_EXERCISE OBJECTIVE:_ Could you retype all of the data below exactly as given?

── DATA SUPPLIED

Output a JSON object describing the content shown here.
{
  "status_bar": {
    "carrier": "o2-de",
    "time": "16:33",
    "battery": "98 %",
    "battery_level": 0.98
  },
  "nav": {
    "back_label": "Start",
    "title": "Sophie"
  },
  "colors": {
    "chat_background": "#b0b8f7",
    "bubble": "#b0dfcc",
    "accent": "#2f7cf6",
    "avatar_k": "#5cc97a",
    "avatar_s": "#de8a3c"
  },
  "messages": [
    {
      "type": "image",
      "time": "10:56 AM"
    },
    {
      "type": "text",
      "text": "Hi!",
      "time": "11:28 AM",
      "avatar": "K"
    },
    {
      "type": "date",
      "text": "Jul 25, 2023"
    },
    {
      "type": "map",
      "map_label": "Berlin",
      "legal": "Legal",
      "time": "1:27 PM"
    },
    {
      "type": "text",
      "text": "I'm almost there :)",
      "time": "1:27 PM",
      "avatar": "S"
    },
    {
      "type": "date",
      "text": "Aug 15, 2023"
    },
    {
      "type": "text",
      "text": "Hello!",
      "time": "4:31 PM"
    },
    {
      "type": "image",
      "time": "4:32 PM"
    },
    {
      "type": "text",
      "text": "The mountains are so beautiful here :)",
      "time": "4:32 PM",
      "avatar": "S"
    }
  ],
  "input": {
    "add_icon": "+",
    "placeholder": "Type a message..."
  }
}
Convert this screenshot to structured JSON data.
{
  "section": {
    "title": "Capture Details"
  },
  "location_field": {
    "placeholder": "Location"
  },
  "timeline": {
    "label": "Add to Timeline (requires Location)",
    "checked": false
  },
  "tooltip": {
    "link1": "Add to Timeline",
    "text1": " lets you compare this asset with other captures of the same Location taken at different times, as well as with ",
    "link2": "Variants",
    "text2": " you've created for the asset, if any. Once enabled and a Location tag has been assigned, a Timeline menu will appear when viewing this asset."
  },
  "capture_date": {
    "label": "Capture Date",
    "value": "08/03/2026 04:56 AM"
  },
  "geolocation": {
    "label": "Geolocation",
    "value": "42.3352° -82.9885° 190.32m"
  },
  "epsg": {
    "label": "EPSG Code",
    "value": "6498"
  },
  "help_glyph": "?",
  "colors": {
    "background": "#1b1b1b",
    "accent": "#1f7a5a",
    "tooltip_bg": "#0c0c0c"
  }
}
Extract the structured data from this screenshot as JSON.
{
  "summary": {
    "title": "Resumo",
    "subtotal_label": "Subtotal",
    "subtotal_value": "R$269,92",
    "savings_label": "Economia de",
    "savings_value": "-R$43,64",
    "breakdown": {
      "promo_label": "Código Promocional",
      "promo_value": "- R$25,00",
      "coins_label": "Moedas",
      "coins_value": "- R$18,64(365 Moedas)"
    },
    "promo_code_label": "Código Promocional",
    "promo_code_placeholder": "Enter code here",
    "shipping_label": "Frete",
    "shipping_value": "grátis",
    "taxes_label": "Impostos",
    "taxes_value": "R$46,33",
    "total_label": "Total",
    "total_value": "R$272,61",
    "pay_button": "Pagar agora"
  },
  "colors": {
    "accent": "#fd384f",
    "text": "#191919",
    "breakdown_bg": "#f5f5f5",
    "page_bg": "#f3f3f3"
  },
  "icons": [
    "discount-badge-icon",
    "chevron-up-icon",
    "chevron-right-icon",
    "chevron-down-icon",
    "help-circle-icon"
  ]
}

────

_TASK SOLUTION:_
Output a JSON object describing the content shown here.
{
  "status_bar": {
    "carrier": "o2-de",
    "time": "16:33",
    "battery": "98 %",
    "battery_level": 0.98
  },
  "nav": {
    "back_label": "Start",
    "title": "Sophie"
  },
  "colors": {
    "chat_background": "#b0b8f7",
    "bubble": "#b0dfcc",
    "accent": "#2f7cf6",
    "avatar_k": "#5cc97a",
    "avatar_s": "#de8a3c"
  },
  "messages": [
    {
      "type": "image",
      "time": "10:56 AM"
    },
    {
      "type": "text",
      "text": "Hi!",
      "time": "11:28 AM",
      "avatar": "K"
    },
    {
      "type": "date",
      "text": "Jul 25, 2023"
    },
    {
      "type": "map",
      "map_label": "Berlin",
      "legal": "Legal",
      "time": "1:27 PM"
    },
    {
      "type": "text",
      "text": "I'm almost there :)",
      "time": "1:27 PM",
      "avatar": "S"
    },
    {
      "type": "date",
      "text": "Aug 15, 2023"
    },
    {
      "type": "text",
      "text": "Hello!",
      "time": "4:31 PM"
    },
    {
      "type": "image",
      "time": "4:32 PM"
    },
    {
      "type": "text",
      "text": "The mountains are so beautiful here :)",
      "time": "4:32 PM",
      "avatar": "S"
    }
  ],
  "input": {
    "add_icon": "+",
    "placeholder": "Type a message..."
  }
}
Convert this screenshot to structured JSON data.
{
  "section": {
    "title": "Capture Details"
  },
  "location_field": {
    "placeholder": "Location"
  },
  "timeline": {
    "label": "Add to Timeline (requires Location)",
    "checked": false
  },
  "tooltip": {
    "link1": "Add to Timeline",
    "text1": " lets you compare this asset with other captures of the same Location taken at different times, as well as with ",
    "link2": "Variants",
    "text2": " you've created for the asset, if any. Once enabled and a Location tag has been assigned, a Timeline menu will appear when viewing this asset."
  },
  "capture_date": {
    "label": "Capture Date",
    "value": "08/03/2026 04:56 AM"
  },
  "geolocation": {
    "label": "Geolocation",
    "value": "42.3352° -82.9885° 190.32m"
  },
  "epsg": {
    "label": "EPSG Code",
    "value": "6498"
  },
  "help_glyph": "?",
  "colors": {
    "background": "#1b1b1b",
    "accent": "#1f7a5a",
    "tooltip_bg": "#0c0c0c"
  }
}
Extract the structured data from this screenshot as JSON.
{
  "summary": {
    "title": "Resumo",
    "subtotal_label": "Subtotal",
    "subtotal_value": "R$269,92",
    "savings_label": "Economia de",
    "savings_value": "-R$43,64",
    "breakdown": {
      "promo_label": "Código Promocional",
      "promo_value": "- R$25,00",
      "coins_label": "Moedas",
      "coins_value": "- R$18,64(365 Moedas)"
    },
    "promo_code_label": "Código Promocional",
    "promo_code_placeholder": "Enter code here",
    "shipping_label": "Frete",
    "shipping_value": "grátis",
    "taxes_label": "Impostos",
    "taxes_value": "R$46,33",
    "total_label": "Total",
    "total_value": "R$272,61",
    "pay_button": "Pagar agora"
  },
  "colors": {
    "accent": "#fd384f",
    "text": "#191919",
    "breakdown_bg": "#f5f5f5",
    "page_bg": "#f3f3f3"
  },
  "icons": [
    "discount-badge-icon",
    "chevron-up-icon",
    "chevron-right-icon",
    "chevron-down-icon",
    "help-circle-icon"
  ]
}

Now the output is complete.